**YOUR ASSIGNMENT:**
Go through the data underneath and report how many lines hold the string "Manually", giving only the number.
(SOURCE RECORDS begins)
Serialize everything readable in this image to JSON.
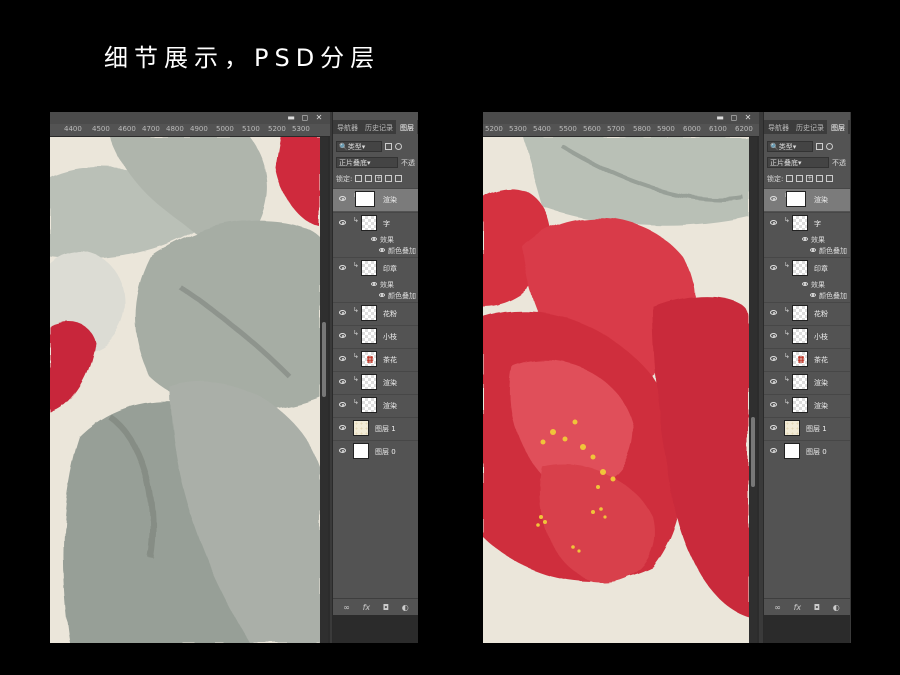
{
  "title": "细节展示，PSD分层",
  "window_buttons": [
    "▬",
    "◻",
    "✕"
  ],
  "left_ruler": [
    "4400",
    "4500",
    "4600",
    "4700",
    "4800",
    "4900",
    "5000",
    "5100",
    "5200",
    "5300"
  ],
  "right_ruler": [
    "5200",
    "5300",
    "5400",
    "5500",
    "5600",
    "5700",
    "5800",
    "5900",
    "6000",
    "6100",
    "6200"
  ],
  "panel": {
    "tabs": [
      "导航器",
      "历史记录",
      "图层"
    ],
    "kind_filter": "类型",
    "blend_mode": "正片叠底",
    "opacity_label": "不透",
    "lock_label": "锁定:",
    "layers": [
      {
        "name": "渲染",
        "thumb": "white",
        "active": true,
        "clip": true
      },
      {
        "name": "字",
        "thumb": "checker",
        "clip": true,
        "effects": [
          "效果",
          "颜色叠加"
        ]
      },
      {
        "name": "印章",
        "thumb": "checker",
        "clip": true,
        "effects": [
          "效果",
          "颜色叠加"
        ]
      },
      {
        "name": "花粉",
        "thumb": "checker",
        "clip": true
      },
      {
        "name": "小枝",
        "thumb": "checker",
        "clip": true
      },
      {
        "name": "茶花",
        "thumb": "flower",
        "clip": true
      },
      {
        "name": "渲染",
        "thumb": "checker",
        "clip": true
      },
      {
        "name": "渲染",
        "thumb": "checker",
        "clip": true
      },
      {
        "name": "图层 1",
        "thumb": "cream",
        "clip": false
      },
      {
        "name": "图层 0",
        "thumb": "white",
        "clip": false
      }
    ],
    "bottom_icons": [
      "link-icon",
      "fx-icon",
      "mask-icon",
      "adjustment-icon"
    ],
    "fx_label": "fx"
  }
}
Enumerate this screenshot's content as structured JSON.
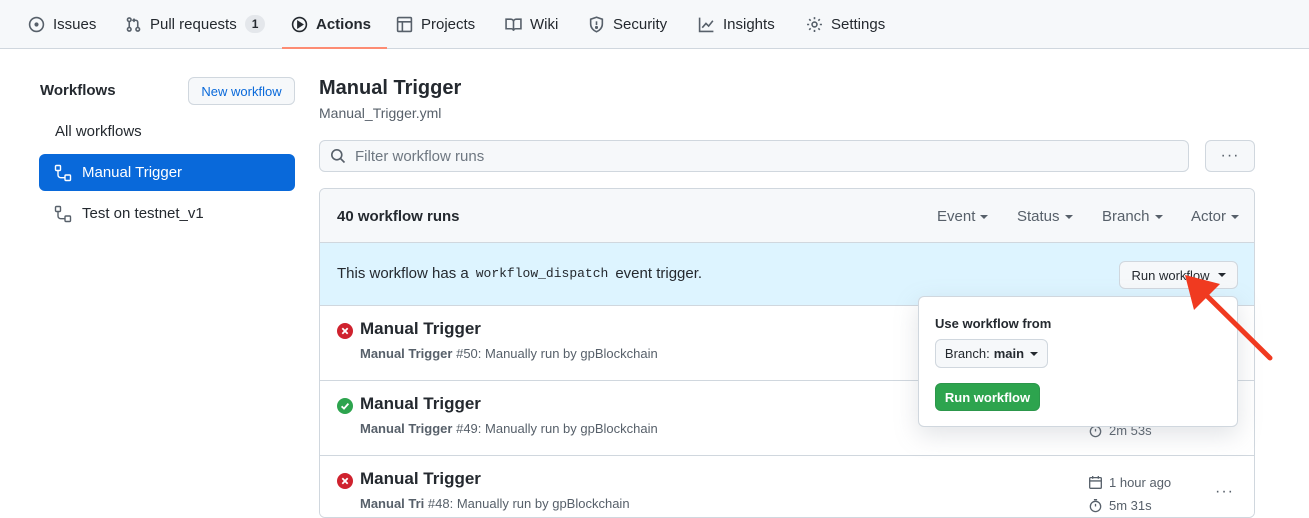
{
  "nav": {
    "tabs": [
      {
        "label": "Issues",
        "icon": "issue-icon"
      },
      {
        "label": "Pull requests",
        "icon": "pull-request-icon",
        "count": "1"
      },
      {
        "label": "Actions",
        "icon": "play-icon",
        "active": true
      },
      {
        "label": "Projects",
        "icon": "table-icon"
      },
      {
        "label": "Wiki",
        "icon": "book-icon"
      },
      {
        "label": "Security",
        "icon": "shield-icon"
      },
      {
        "label": "Insights",
        "icon": "graph-icon"
      },
      {
        "label": "Settings",
        "icon": "gear-icon"
      }
    ]
  },
  "sidebar": {
    "title": "Workflows",
    "new_workflow": "New workflow",
    "items": [
      {
        "label": "All workflows"
      },
      {
        "label": "Manual Trigger",
        "icon": "workflow-icon",
        "active": true
      },
      {
        "label": "Test on testnet_v1",
        "icon": "workflow-icon"
      }
    ]
  },
  "main": {
    "title": "Manual Trigger",
    "file": "Manual_Trigger.yml",
    "filter_placeholder": "Filter workflow runs",
    "more": "···"
  },
  "runs": {
    "count_label": "40 workflow runs",
    "filters": [
      "Event",
      "Status",
      "Branch",
      "Actor"
    ],
    "banner": {
      "prefix": "This workflow has a",
      "code": "workflow_dispatch",
      "suffix": "event trigger.",
      "button": "Run workflow"
    },
    "items": [
      {
        "title": "Manual Trigger",
        "name": "Manual Trigger",
        "detail": "#50: Manually run by gpBlockchain",
        "status": "failure"
      },
      {
        "title": "Manual Trigger",
        "name": "Manual Trigger",
        "detail": "#49: Manually run by gpBlockchain",
        "status": "success",
        "duration": "2m 53s"
      },
      {
        "title": "Manual Trigger",
        "name": "Manual Tri",
        "detail": "#48: Manually run by gpBlockchain",
        "status": "failure",
        "time": "1 hour ago",
        "duration": "5m 31s",
        "more": "···"
      }
    ]
  },
  "popup": {
    "title": "Use workflow from",
    "branch_label": "Branch:",
    "branch_value": "main",
    "run_button": "Run workflow"
  },
  "colors": {
    "accent": "#0969da",
    "success": "#2da44e",
    "failure": "#cf222e",
    "banner": "#ddf4ff",
    "arrow": "#f03a20"
  }
}
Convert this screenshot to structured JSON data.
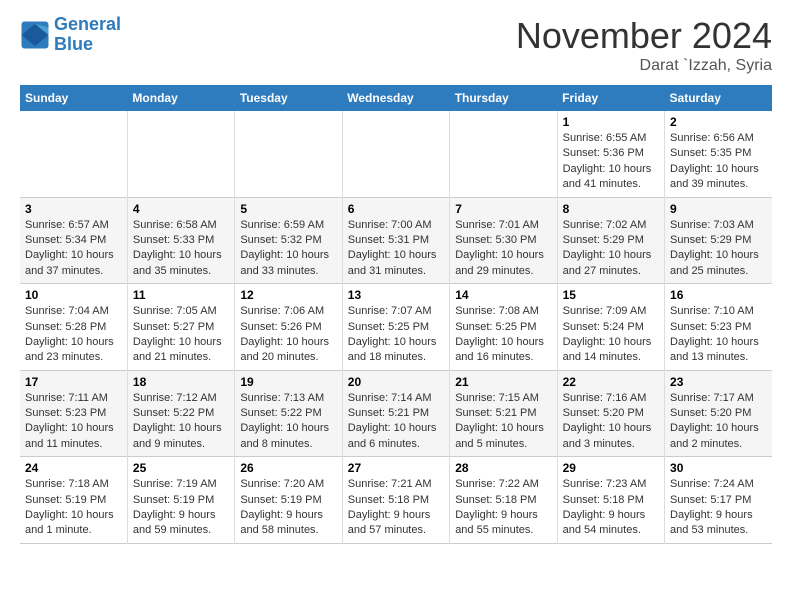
{
  "header": {
    "logo_line1": "General",
    "logo_line2": "Blue",
    "month": "November 2024",
    "location": "Darat `Izzah, Syria"
  },
  "weekdays": [
    "Sunday",
    "Monday",
    "Tuesday",
    "Wednesday",
    "Thursday",
    "Friday",
    "Saturday"
  ],
  "weeks": [
    [
      {
        "day": "",
        "info": ""
      },
      {
        "day": "",
        "info": ""
      },
      {
        "day": "",
        "info": ""
      },
      {
        "day": "",
        "info": ""
      },
      {
        "day": "",
        "info": ""
      },
      {
        "day": "1",
        "info": "Sunrise: 6:55 AM\nSunset: 5:36 PM\nDaylight: 10 hours and 41 minutes."
      },
      {
        "day": "2",
        "info": "Sunrise: 6:56 AM\nSunset: 5:35 PM\nDaylight: 10 hours and 39 minutes."
      }
    ],
    [
      {
        "day": "3",
        "info": "Sunrise: 6:57 AM\nSunset: 5:34 PM\nDaylight: 10 hours and 37 minutes."
      },
      {
        "day": "4",
        "info": "Sunrise: 6:58 AM\nSunset: 5:33 PM\nDaylight: 10 hours and 35 minutes."
      },
      {
        "day": "5",
        "info": "Sunrise: 6:59 AM\nSunset: 5:32 PM\nDaylight: 10 hours and 33 minutes."
      },
      {
        "day": "6",
        "info": "Sunrise: 7:00 AM\nSunset: 5:31 PM\nDaylight: 10 hours and 31 minutes."
      },
      {
        "day": "7",
        "info": "Sunrise: 7:01 AM\nSunset: 5:30 PM\nDaylight: 10 hours and 29 minutes."
      },
      {
        "day": "8",
        "info": "Sunrise: 7:02 AM\nSunset: 5:29 PM\nDaylight: 10 hours and 27 minutes."
      },
      {
        "day": "9",
        "info": "Sunrise: 7:03 AM\nSunset: 5:29 PM\nDaylight: 10 hours and 25 minutes."
      }
    ],
    [
      {
        "day": "10",
        "info": "Sunrise: 7:04 AM\nSunset: 5:28 PM\nDaylight: 10 hours and 23 minutes."
      },
      {
        "day": "11",
        "info": "Sunrise: 7:05 AM\nSunset: 5:27 PM\nDaylight: 10 hours and 21 minutes."
      },
      {
        "day": "12",
        "info": "Sunrise: 7:06 AM\nSunset: 5:26 PM\nDaylight: 10 hours and 20 minutes."
      },
      {
        "day": "13",
        "info": "Sunrise: 7:07 AM\nSunset: 5:25 PM\nDaylight: 10 hours and 18 minutes."
      },
      {
        "day": "14",
        "info": "Sunrise: 7:08 AM\nSunset: 5:25 PM\nDaylight: 10 hours and 16 minutes."
      },
      {
        "day": "15",
        "info": "Sunrise: 7:09 AM\nSunset: 5:24 PM\nDaylight: 10 hours and 14 minutes."
      },
      {
        "day": "16",
        "info": "Sunrise: 7:10 AM\nSunset: 5:23 PM\nDaylight: 10 hours and 13 minutes."
      }
    ],
    [
      {
        "day": "17",
        "info": "Sunrise: 7:11 AM\nSunset: 5:23 PM\nDaylight: 10 hours and 11 minutes."
      },
      {
        "day": "18",
        "info": "Sunrise: 7:12 AM\nSunset: 5:22 PM\nDaylight: 10 hours and 9 minutes."
      },
      {
        "day": "19",
        "info": "Sunrise: 7:13 AM\nSunset: 5:22 PM\nDaylight: 10 hours and 8 minutes."
      },
      {
        "day": "20",
        "info": "Sunrise: 7:14 AM\nSunset: 5:21 PM\nDaylight: 10 hours and 6 minutes."
      },
      {
        "day": "21",
        "info": "Sunrise: 7:15 AM\nSunset: 5:21 PM\nDaylight: 10 hours and 5 minutes."
      },
      {
        "day": "22",
        "info": "Sunrise: 7:16 AM\nSunset: 5:20 PM\nDaylight: 10 hours and 3 minutes."
      },
      {
        "day": "23",
        "info": "Sunrise: 7:17 AM\nSunset: 5:20 PM\nDaylight: 10 hours and 2 minutes."
      }
    ],
    [
      {
        "day": "24",
        "info": "Sunrise: 7:18 AM\nSunset: 5:19 PM\nDaylight: 10 hours and 1 minute."
      },
      {
        "day": "25",
        "info": "Sunrise: 7:19 AM\nSunset: 5:19 PM\nDaylight: 9 hours and 59 minutes."
      },
      {
        "day": "26",
        "info": "Sunrise: 7:20 AM\nSunset: 5:19 PM\nDaylight: 9 hours and 58 minutes."
      },
      {
        "day": "27",
        "info": "Sunrise: 7:21 AM\nSunset: 5:18 PM\nDaylight: 9 hours and 57 minutes."
      },
      {
        "day": "28",
        "info": "Sunrise: 7:22 AM\nSunset: 5:18 PM\nDaylight: 9 hours and 55 minutes."
      },
      {
        "day": "29",
        "info": "Sunrise: 7:23 AM\nSunset: 5:18 PM\nDaylight: 9 hours and 54 minutes."
      },
      {
        "day": "30",
        "info": "Sunrise: 7:24 AM\nSunset: 5:17 PM\nDaylight: 9 hours and 53 minutes."
      }
    ]
  ]
}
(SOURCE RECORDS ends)
**TASK SOLUTION:**
3